We are clearly in the pockets of the Yes camp (take a bow, George Foulkes), or the Better Together camp (the so-called CyberNats), sometimes both in the same week, or even in the same story.
On the one hand, we are dismissed as irrelevant in a debate which has moved to the blogosphere; on the other we are poisoning minds with our astonishing influence.
It seemed a good time to examine the role of the media in the independence referendum with a debate in the Spiegeltent in Edinburgh's George Street last Tuesday, in the middle of the Fringe frenzy.
And so it proved, with extra seats having to be found to accommodate the crowds of people who turned up, and a good supply of tricky questions coming from an engaged audience.
It was a large panel that attempted to cover many of the main areas of the current debate. Sunday Herald and Herald columnist Iain Macwhirter chaired the event. Joining me on the panel were media commentators Lesley Riddoch, Kevin McKenna and David Torrance, and online bloggers/activists Michael Gray (National Collective) and Kate Higgins (Burdzeyeview).
With hindsight it would have been a good idea to have included the BBC, as many of the questions focused on the role of the national broadcaster. Maybe next time.
For my part, I had wanted to bring out the main strands of criticism levelled against the mainstream media and to explain what I felt was the media's responsibility, and how different news organisations, including this one, were attempting to meet those responsibilities.
So I was pleased, for instance, to get the chance to counter untrue accusations that the Sunday Herald's proprietor had laid down an anti-independence editorial line.
But other complaints required more time to fully investigate than was available on Tuesday.
Riddoch, for example, made a fair point when she complained at the prominence given to male voices in the referendum debate. There was also unhappiness in the audience at, for instance, the importance placed on the views of the BBC's Andrew Marr when he complained of "Anglophobia" in the independence debate.

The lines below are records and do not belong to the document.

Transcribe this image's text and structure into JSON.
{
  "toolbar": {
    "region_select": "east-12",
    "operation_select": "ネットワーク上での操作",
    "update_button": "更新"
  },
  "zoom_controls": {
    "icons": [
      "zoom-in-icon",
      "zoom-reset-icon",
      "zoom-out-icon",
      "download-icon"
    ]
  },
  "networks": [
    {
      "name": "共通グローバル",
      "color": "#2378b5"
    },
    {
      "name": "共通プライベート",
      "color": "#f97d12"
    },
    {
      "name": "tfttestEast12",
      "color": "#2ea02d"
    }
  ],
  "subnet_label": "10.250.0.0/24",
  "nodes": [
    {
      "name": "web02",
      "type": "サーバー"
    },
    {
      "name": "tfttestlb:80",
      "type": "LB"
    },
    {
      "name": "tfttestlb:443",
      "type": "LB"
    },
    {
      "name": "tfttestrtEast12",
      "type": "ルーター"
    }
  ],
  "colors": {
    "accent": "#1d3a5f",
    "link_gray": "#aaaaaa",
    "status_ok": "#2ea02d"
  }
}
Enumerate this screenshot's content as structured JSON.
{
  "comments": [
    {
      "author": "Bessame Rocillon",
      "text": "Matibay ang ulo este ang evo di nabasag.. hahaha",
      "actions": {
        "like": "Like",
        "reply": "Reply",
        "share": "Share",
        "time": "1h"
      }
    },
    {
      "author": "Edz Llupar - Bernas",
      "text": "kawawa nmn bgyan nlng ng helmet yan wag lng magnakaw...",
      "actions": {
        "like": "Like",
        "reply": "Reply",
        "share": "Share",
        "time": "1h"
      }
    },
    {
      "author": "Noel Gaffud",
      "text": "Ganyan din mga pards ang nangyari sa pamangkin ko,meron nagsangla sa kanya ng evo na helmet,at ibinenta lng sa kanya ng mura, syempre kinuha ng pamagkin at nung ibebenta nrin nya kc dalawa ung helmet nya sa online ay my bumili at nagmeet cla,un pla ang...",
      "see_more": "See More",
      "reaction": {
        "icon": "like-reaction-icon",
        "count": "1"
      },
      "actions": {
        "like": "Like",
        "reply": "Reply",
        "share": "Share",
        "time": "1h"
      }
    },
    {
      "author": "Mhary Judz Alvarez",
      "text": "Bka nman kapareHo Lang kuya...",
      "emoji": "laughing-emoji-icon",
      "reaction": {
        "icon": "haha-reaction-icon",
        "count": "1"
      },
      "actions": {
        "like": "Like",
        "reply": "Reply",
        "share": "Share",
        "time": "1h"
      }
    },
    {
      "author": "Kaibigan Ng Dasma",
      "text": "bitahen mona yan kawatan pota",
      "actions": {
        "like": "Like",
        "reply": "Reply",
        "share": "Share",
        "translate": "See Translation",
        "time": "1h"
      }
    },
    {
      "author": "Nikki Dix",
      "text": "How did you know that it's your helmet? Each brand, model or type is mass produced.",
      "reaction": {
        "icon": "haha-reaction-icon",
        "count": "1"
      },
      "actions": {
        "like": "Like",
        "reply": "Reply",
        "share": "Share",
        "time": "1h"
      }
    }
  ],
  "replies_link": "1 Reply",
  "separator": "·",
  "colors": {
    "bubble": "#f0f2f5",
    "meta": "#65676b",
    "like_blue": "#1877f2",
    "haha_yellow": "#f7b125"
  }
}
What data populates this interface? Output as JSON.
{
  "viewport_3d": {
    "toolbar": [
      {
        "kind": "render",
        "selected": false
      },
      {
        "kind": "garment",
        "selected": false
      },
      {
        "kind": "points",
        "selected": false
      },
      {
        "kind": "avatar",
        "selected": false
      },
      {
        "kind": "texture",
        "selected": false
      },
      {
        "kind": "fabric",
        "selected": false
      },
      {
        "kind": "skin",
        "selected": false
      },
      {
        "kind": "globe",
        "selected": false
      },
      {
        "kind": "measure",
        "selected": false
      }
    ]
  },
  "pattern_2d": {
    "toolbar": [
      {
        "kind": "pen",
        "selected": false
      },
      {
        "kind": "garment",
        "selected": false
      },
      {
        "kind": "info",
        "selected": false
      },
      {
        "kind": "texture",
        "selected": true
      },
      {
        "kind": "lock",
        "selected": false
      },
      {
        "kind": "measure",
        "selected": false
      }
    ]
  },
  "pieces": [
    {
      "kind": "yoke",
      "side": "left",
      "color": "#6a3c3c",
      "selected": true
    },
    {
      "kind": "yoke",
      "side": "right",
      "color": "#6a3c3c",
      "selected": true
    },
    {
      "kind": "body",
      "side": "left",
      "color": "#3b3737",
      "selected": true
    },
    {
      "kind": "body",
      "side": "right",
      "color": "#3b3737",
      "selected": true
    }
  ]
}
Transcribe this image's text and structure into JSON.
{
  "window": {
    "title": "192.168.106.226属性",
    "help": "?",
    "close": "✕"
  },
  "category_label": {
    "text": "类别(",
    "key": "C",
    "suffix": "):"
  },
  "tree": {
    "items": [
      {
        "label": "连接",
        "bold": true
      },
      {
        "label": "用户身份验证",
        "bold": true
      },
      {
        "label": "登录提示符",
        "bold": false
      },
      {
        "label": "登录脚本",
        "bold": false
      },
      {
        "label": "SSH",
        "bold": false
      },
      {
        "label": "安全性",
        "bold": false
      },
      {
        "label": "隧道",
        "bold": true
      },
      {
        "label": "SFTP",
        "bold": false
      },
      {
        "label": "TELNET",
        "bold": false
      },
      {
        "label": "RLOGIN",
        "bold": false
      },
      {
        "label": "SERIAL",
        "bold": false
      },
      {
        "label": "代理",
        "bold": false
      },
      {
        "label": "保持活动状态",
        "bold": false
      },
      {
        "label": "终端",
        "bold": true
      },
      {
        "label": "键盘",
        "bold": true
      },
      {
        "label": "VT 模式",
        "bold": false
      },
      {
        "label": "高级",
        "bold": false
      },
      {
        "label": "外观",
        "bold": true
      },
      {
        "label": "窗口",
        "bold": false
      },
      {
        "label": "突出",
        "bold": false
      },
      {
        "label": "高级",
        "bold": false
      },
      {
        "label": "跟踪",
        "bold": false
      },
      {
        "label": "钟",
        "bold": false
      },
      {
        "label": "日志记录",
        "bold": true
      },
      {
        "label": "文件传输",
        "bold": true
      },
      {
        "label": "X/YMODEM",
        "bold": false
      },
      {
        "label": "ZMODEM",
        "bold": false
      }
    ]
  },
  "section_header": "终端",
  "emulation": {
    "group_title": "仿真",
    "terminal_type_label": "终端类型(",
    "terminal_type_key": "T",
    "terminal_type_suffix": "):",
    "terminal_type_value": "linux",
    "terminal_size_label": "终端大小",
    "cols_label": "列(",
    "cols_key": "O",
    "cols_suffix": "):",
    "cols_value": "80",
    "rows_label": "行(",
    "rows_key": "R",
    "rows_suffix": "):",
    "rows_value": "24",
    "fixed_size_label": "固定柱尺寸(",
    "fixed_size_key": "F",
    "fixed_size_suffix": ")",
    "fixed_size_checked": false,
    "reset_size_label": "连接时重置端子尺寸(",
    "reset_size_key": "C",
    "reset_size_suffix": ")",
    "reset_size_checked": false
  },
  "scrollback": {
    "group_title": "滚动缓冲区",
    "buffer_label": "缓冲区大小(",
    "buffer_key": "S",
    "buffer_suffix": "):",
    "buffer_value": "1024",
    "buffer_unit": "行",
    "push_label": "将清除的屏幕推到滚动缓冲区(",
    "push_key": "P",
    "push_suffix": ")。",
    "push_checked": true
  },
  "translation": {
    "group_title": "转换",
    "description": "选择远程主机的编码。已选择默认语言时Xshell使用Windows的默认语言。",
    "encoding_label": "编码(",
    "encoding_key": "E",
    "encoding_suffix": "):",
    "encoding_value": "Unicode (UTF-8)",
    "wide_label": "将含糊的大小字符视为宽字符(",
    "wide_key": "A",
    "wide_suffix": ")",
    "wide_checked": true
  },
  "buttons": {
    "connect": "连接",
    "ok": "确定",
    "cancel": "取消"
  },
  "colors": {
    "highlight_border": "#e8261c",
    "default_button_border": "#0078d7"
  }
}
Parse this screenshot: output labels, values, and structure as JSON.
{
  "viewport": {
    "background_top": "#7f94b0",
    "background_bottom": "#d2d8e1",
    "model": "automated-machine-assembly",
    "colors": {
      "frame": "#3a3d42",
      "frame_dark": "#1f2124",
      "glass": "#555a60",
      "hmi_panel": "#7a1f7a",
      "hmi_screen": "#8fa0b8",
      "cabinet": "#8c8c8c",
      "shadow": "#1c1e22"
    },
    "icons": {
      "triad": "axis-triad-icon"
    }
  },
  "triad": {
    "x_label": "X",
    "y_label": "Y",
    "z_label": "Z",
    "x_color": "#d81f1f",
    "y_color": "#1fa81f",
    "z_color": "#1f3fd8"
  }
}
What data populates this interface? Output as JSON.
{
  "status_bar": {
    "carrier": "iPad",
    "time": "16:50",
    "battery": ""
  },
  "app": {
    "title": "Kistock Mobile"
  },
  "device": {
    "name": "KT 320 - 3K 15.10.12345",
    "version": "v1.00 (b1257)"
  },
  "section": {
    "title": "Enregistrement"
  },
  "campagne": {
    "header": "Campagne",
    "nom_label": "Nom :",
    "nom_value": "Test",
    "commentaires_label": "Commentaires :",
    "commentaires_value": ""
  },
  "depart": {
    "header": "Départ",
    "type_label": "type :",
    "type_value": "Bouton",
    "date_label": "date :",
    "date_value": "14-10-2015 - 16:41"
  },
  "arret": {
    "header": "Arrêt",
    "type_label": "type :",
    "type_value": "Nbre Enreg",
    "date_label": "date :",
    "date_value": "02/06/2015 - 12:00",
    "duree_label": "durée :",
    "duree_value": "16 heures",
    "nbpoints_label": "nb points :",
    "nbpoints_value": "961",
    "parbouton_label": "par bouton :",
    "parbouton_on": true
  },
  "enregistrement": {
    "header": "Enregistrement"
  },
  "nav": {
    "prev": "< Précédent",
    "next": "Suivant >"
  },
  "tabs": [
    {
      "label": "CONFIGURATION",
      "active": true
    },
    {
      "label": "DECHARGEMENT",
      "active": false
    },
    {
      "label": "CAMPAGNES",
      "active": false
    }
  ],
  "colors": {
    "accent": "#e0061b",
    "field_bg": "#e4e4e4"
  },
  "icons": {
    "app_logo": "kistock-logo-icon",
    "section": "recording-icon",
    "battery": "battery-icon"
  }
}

There were suspicions voiced on the media's supposed bias against independence and the SNP. Even when it was pointed out that Scottish newspapers - including this one - backed the SNP at the last two Holyrood elections, Higgins insisted they had done so only at the last minute and they had calculated they were backing a winner.
The increasing role played by online commentators and activists clearly exercised minds, too. National Collective found itself in the middle of controversy when it posted details - already in the public domain - about business activities of the company Vitol, whose president and chief executive Ian Taylor gave £500,000 to Better Together. National Collective's coverage attracted legal threats and was seen as a sign its coverage was initially more rigorous than that of the mainstream media.
Tuesday's debate also took place just after a crowd-funded poll by pro-independence online campaigner Wings Over Scotland was ignored by much of the mainstream media. Time restrictions prevented a full discussion on those topics.
There is a lot to be said for giving a public platform to allow these criticisms to be discussed and debated, but there remains a lot to be said on the issues.
There is a clear gulf between those committed to a position on independence and a mainstream media with a responsibility to present both sides of the debate and to give a platform to a wide range of views and voices.
Our debate certainly didn't bridge that gulf - but it hopefully will lead to more discussion. We'll certainly hold another one.